INSTRUCTIONS FOR THE TASK: Please copy every line with the string "title" from the entries below.

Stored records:
/---
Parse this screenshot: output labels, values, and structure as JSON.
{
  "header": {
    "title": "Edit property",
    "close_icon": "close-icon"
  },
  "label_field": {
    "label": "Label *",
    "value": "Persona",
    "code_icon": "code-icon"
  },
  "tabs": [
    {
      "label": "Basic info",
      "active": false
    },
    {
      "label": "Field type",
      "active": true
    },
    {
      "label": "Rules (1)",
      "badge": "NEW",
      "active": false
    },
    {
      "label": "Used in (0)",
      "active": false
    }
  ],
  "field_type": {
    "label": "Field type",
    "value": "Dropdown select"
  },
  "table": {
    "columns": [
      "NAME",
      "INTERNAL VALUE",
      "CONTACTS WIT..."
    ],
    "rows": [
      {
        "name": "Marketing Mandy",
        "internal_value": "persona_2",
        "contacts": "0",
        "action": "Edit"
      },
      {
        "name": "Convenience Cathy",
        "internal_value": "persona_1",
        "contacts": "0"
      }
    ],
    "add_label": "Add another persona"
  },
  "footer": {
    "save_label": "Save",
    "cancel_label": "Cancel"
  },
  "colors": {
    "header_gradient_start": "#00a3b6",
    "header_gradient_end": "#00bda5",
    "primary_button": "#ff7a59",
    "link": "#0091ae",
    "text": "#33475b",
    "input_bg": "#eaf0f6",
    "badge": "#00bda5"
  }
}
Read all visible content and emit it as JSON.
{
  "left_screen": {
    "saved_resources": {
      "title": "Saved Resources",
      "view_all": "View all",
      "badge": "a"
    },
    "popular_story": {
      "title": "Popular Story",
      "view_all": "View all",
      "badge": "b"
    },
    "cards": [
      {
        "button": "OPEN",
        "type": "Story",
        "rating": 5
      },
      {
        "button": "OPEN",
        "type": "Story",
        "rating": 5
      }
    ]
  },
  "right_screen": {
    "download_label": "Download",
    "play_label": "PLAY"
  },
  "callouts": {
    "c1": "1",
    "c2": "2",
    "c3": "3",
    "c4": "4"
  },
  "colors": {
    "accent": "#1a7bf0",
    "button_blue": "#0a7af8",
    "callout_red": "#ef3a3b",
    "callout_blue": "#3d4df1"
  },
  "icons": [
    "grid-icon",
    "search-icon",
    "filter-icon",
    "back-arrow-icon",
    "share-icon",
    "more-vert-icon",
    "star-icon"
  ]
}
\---
RESPONSE:
    "title": "Edit property",
      "title": "Saved Resources",
      "title": "Popular Story",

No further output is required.